:: LISTED ENTRIES

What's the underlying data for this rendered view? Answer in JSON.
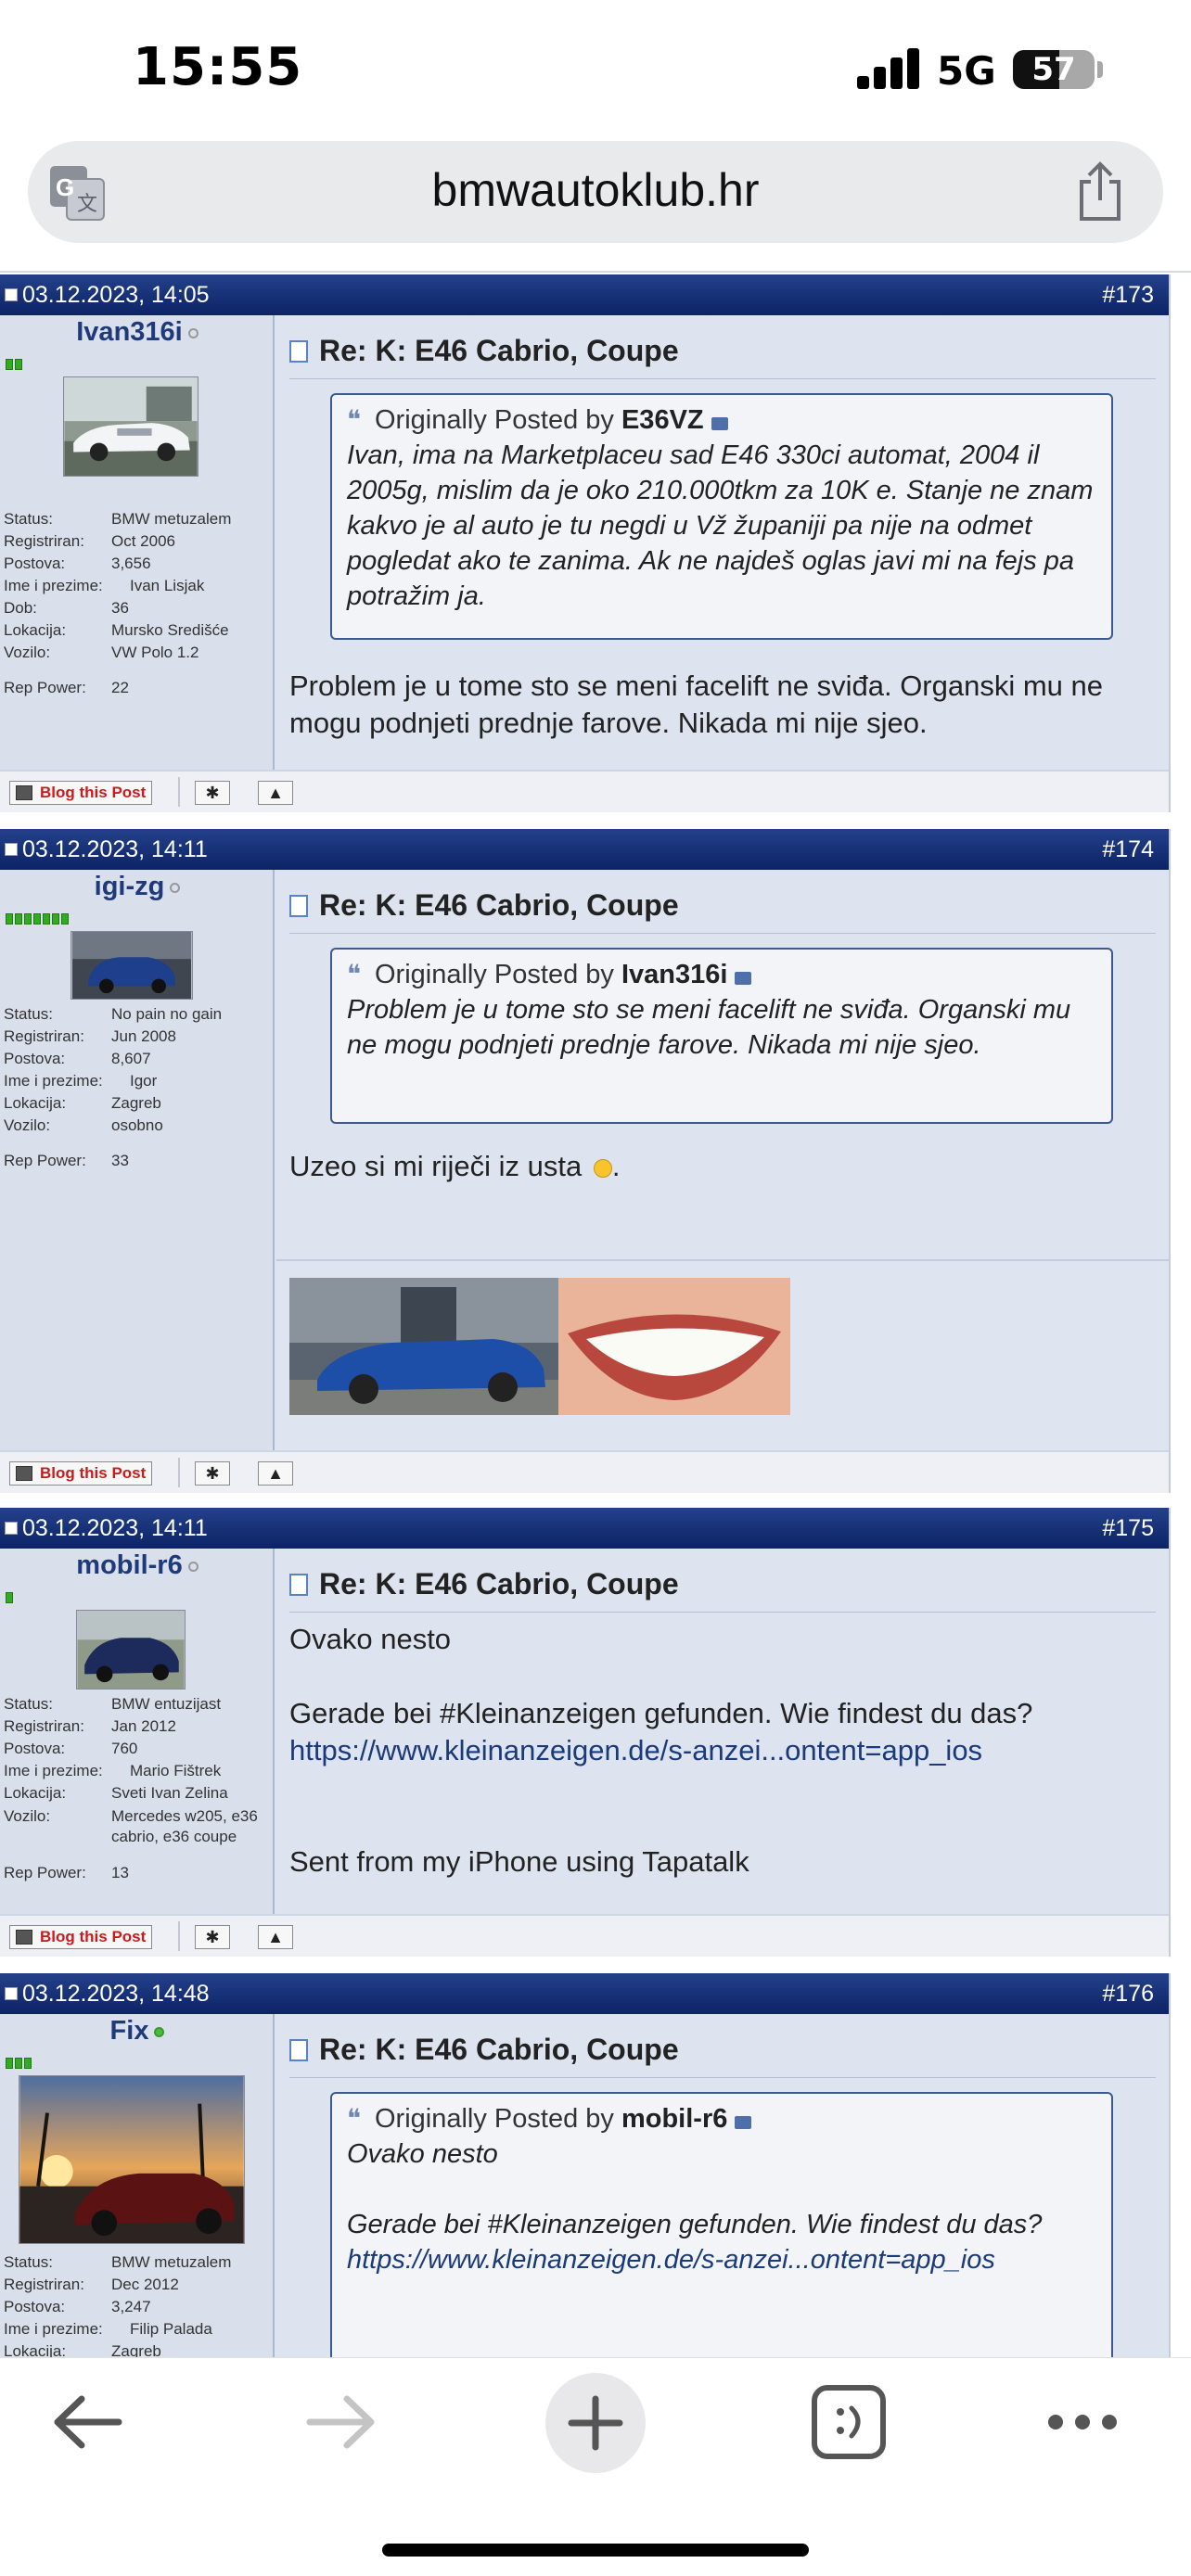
{
  "status_bar": {
    "time": "15:55",
    "network": "5G",
    "battery": "57",
    "battery_level": 0.57
  },
  "browser": {
    "domain": "bmwautoklub.hr"
  },
  "posts": [
    {
      "date": "03.12.2023, 14:05",
      "number": "#173",
      "username": "Ivan316i",
      "info": [
        {
          "k": "Status:",
          "v": "BMW metuzalem"
        },
        {
          "k": "Registriran:",
          "v": "Oct 2006"
        },
        {
          "k": "Postova:",
          "v": "3,656"
        },
        {
          "k": "Ime i prezime:",
          "v": "Ivan Lisjak"
        },
        {
          "k": "Dob:",
          "v": "36"
        },
        {
          "k": "Lokacija:",
          "v": "Mursko Središće"
        },
        {
          "k": "Vozilo:",
          "v": "VW Polo 1.2"
        },
        {
          "k": "Rep Power:",
          "v": "22"
        }
      ],
      "title": "Re: K: E46 Cabrio, Coupe",
      "quote": {
        "prefix": "Originally Posted by",
        "author": "E36VZ",
        "text": "Ivan, ima na Marketplaceu sad E46 330ci automat, 2004 il 2005g, mislim da je oko 210.000tkm za 10K e. Stanje ne znam kakvo je al auto je tu negdi u Vž županiji pa nije na odmet pogledat ako te zanima. Ak ne najdeš oglas javi mi na fejs pa potražim ja."
      },
      "message": "Problem je u tome sto se meni facelift ne sviđa. Organski mu ne mogu podnjeti prednje farove. Nikada mi nije sjeo.",
      "blog_label": "Blog this Post"
    },
    {
      "date": "03.12.2023, 14:11",
      "number": "#174",
      "username": "igi-zg",
      "info": [
        {
          "k": "Status:",
          "v": "No pain no gain"
        },
        {
          "k": "Registriran:",
          "v": "Jun 2008"
        },
        {
          "k": "Postova:",
          "v": "8,607"
        },
        {
          "k": "Ime i prezime:",
          "v": "Igor"
        },
        {
          "k": "Lokacija:",
          "v": "Zagreb"
        },
        {
          "k": "Vozilo:",
          "v": "osobno"
        },
        {
          "k": "Rep Power:",
          "v": "33"
        }
      ],
      "title": "Re: K: E46 Cabrio, Coupe",
      "quote": {
        "prefix": "Originally Posted by",
        "author": "Ivan316i",
        "text": "Problem je u tome sto se meni facelift ne sviđa. Organski mu ne mogu podnjeti prednje farove. Nikada mi nije sjeo."
      },
      "message": "Uzeo si mi riječi iz usta",
      "message_end": ".",
      "blog_label": "Blog this Post"
    },
    {
      "date": "03.12.2023, 14:11",
      "number": "#175",
      "username": "mobil-r6",
      "info": [
        {
          "k": "Status:",
          "v": "BMW entuzijast"
        },
        {
          "k": "Registriran:",
          "v": "Jan 2012"
        },
        {
          "k": "Postova:",
          "v": "760"
        },
        {
          "k": "Ime i prezime:",
          "v": "Mario Fištrek"
        },
        {
          "k": "Lokacija:",
          "v": "Sveti Ivan Zelina"
        },
        {
          "k": "Vozilo:",
          "v": "Mercedes w205, e36 cabrio, e36 coupe"
        },
        {
          "k": "Rep Power:",
          "v": "13"
        }
      ],
      "title": "Re: K: E46 Cabrio, Coupe",
      "message_line1": "Ovako nesto",
      "message_line2": "Gerade bei #Kleinanzeigen gefunden. Wie findest du das?",
      "link": "https://www.kleinanzeigen.de/s-anzei...ontent=app_ios",
      "message_line3": "Sent from my iPhone using Tapatalk",
      "blog_label": "Blog this Post"
    },
    {
      "date": "03.12.2023, 14:48",
      "number": "#176",
      "username": "Fix",
      "info": [
        {
          "k": "Status:",
          "v": "BMW metuzalem"
        },
        {
          "k": "Registriran:",
          "v": "Dec 2012"
        },
        {
          "k": "Postova:",
          "v": "3,247"
        },
        {
          "k": "Ime i prezime:",
          "v": "Filip Palada"
        },
        {
          "k": "Lokacija:",
          "v": "Zagreb"
        }
      ],
      "title": "Re: K: E46 Cabrio, Coupe",
      "quote": {
        "prefix": "Originally Posted by",
        "author": "mobil-r6",
        "line1": "Ovako nesto",
        "line2": "Gerade bei #Kleinanzeigen gefunden. Wie findest du das?",
        "link": "https://www.kleinanzeigen.de/s-anzei...ontent=app_ios"
      }
    }
  ],
  "icons": {
    "translate": "translate-icon",
    "share": "share-icon",
    "back": "back-arrow-icon",
    "forward": "forward-arrow-icon",
    "new_tab": "plus-icon",
    "tabs": "tabs-icon",
    "more": "more-icon",
    "star": "star-icon",
    "report": "warning-icon"
  },
  "colors": {
    "header": "#0d2366",
    "link": "#1a3a7a",
    "blog_red": "#c81c1c",
    "post_bg": "#dde3ef"
  }
}
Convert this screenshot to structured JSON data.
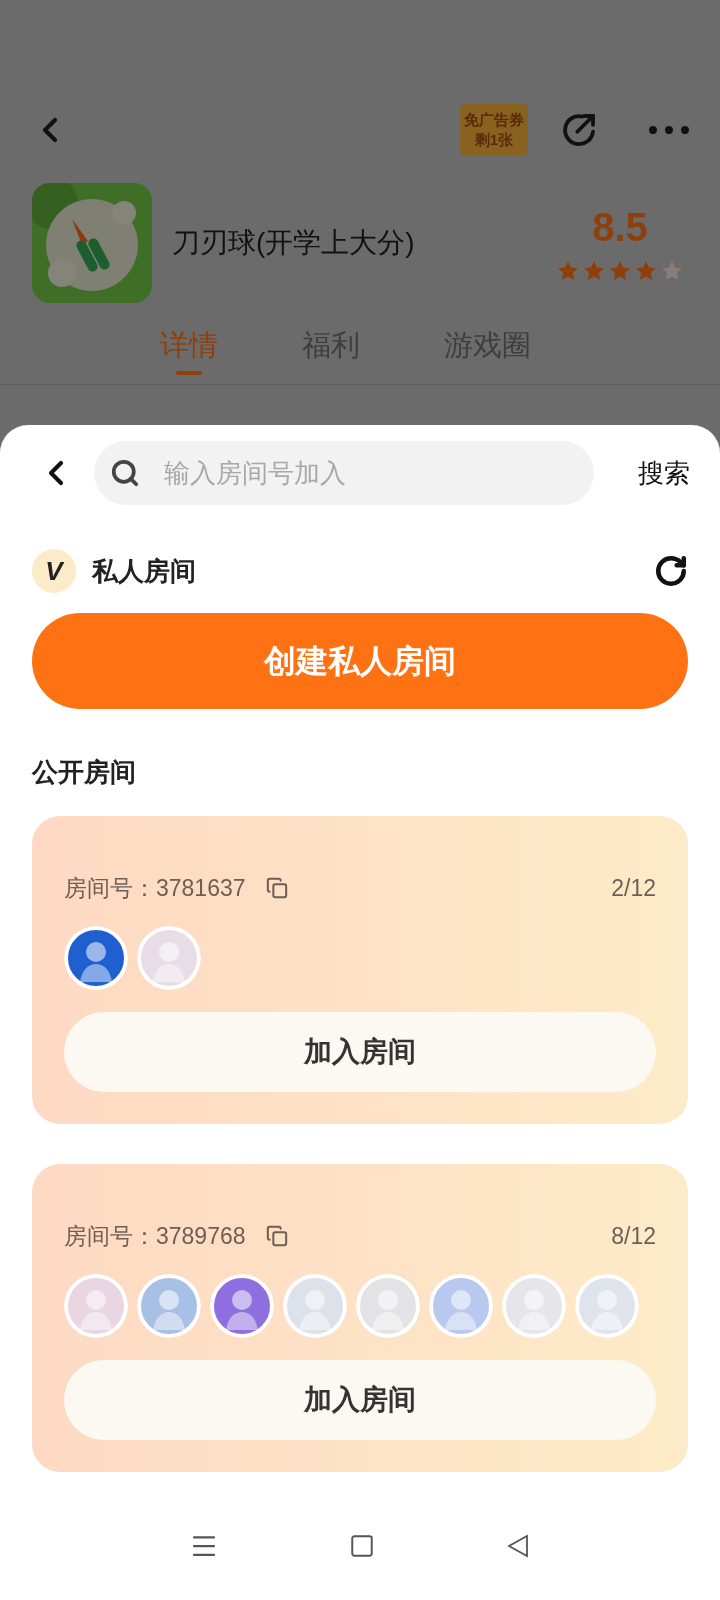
{
  "header": {
    "coupon": {
      "line_1": "免广告券",
      "line_2": "剩1张"
    }
  },
  "game": {
    "title": "刀刃球(开学上大分)",
    "score": "8.5",
    "stars": 4
  },
  "tabs": [
    {
      "label": "详情",
      "selected": true
    },
    {
      "label": "福利",
      "selected": false
    },
    {
      "label": "游戏圈",
      "selected": false
    }
  ],
  "sheet": {
    "search": {
      "placeholder": "输入房间号加入",
      "button": "搜索"
    },
    "private_section": {
      "badge": "V",
      "title": "私人房间",
      "create_button": "创建私人房间"
    },
    "public_section": {
      "title": "公开房间"
    },
    "rooms": [
      {
        "room_label": "房间号：3781637",
        "count": "2/12",
        "join_button": "加入房间"
      },
      {
        "room_label": "房间号：3789768",
        "count": "8/12",
        "join_button": "加入房间"
      }
    ]
  }
}
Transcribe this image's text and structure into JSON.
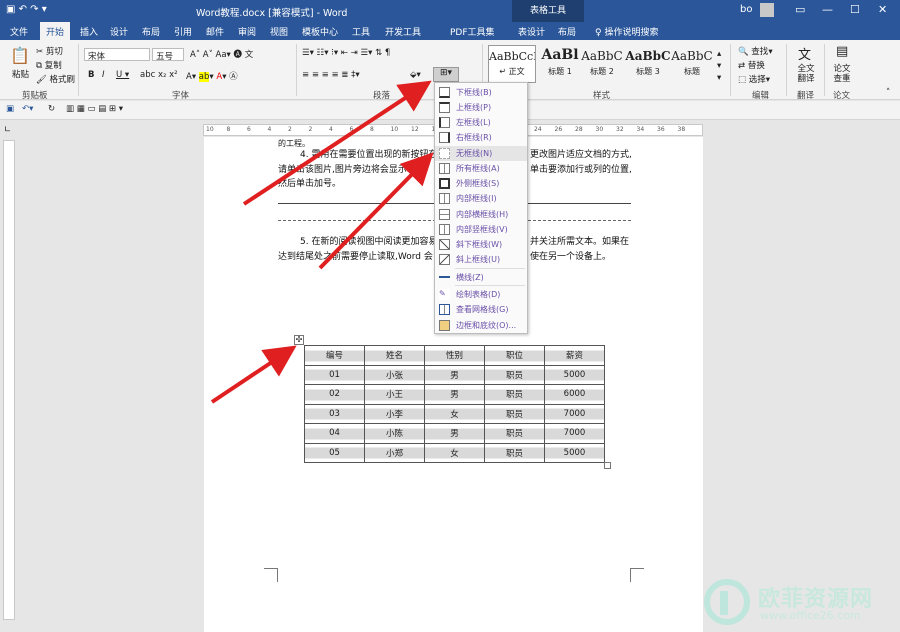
{
  "window": {
    "title": "Word教程.docx [兼容模式] - Word",
    "table_tools": "表格工具",
    "user": "bo"
  },
  "tabs": [
    "文件",
    "开始",
    "插入",
    "设计",
    "布局",
    "引用",
    "邮件",
    "审阅",
    "视图",
    "模板中心",
    "工具",
    "开发工具",
    "PDF工具集",
    "表设计",
    "布局"
  ],
  "tell_me": "操作说明搜索",
  "ribbon": {
    "clipboard": {
      "paste": "粘贴",
      "cut": "剪切",
      "copy": "复制",
      "format_painter": "格式刷",
      "label": "剪贴板"
    },
    "font": {
      "name": "宋体",
      "size": "五号",
      "label": "字体"
    },
    "paragraph": {
      "label": "段落"
    },
    "styles": {
      "label": "样式",
      "items": [
        {
          "sample": "AaBbCcI",
          "name": "↵ 正文"
        },
        {
          "sample": "AaBl",
          "name": "标题 1"
        },
        {
          "sample": "AaBbC",
          "name": "标题 2"
        },
        {
          "sample": "AaBbC",
          "name": "标题 3"
        },
        {
          "sample": "AaBbC",
          "name": "标题"
        }
      ]
    },
    "editing": {
      "find": "查找",
      "replace": "替换",
      "select": "选择",
      "label": "编辑"
    },
    "translate": {
      "btn": "全文翻译",
      "label": "翻译"
    },
    "paper": {
      "btn": "论文查重",
      "label": "论文"
    }
  },
  "ruler_ticks": [
    "10",
    "8",
    "6",
    "4",
    "2",
    "2",
    "4",
    "6",
    "8",
    "10",
    "12",
    "14",
    "16",
    "18",
    "20",
    "22",
    "24",
    "26",
    "28",
    "30",
    "32",
    "34",
    "36",
    "38"
  ],
  "document": {
    "partial_top": "的工程。",
    "para4_line1": "4. 需用在需要位置出现的新按钮在",
    "para4_line1b": "更改图片适应文档的方式,",
    "para4_line2": "请单击该图片,图片旁边将会显示布",
    "para4_line2b": "单击要添加行或列的位置,",
    "para4_line3": "然后单击加号。",
    "para5_line1": "5. 在新的阅读视图中阅读更加容易",
    "para5_line1b": "并关注所需文本。如果在",
    "para5_line2": "达到结尾处之前需要停止读取,Word 会",
    "para5_line2b": "使在另一个设备上。"
  },
  "table": {
    "headers": [
      "编号",
      "姓名",
      "性别",
      "职位",
      "薪资"
    ],
    "rows": [
      [
        "01",
        "小张",
        "男",
        "职员",
        "5000"
      ],
      [
        "02",
        "小王",
        "男",
        "职员",
        "6000"
      ],
      [
        "03",
        "小李",
        "女",
        "职员",
        "7000"
      ],
      [
        "04",
        "小陈",
        "男",
        "职员",
        "7000"
      ],
      [
        "05",
        "小郑",
        "女",
        "职员",
        "5000"
      ]
    ]
  },
  "borders_menu": [
    "下框线(B)",
    "上框线(P)",
    "左框线(L)",
    "右框线(R)",
    "无框线(N)",
    "所有框线(A)",
    "外侧框线(S)",
    "内部框线(I)",
    "内部横框线(H)",
    "内部竖框线(V)",
    "斜下框线(W)",
    "斜上框线(U)",
    "横线(Z)",
    "绘制表格(D)",
    "查看网格线(G)",
    "边框和底纹(O)..."
  ],
  "watermark": {
    "name": "欧菲资源网",
    "url": "www.office26.com"
  },
  "colors": {
    "word_blue": "#2b579a",
    "arrow_red": "#e02020",
    "menu_text": "#6a4fa8"
  }
}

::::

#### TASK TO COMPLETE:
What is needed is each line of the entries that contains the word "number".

#### RESPONSE TO THE EXERCISE:
      "number": "#173",
      "number": "#174",
      "number": "#175",
      "number": "#176",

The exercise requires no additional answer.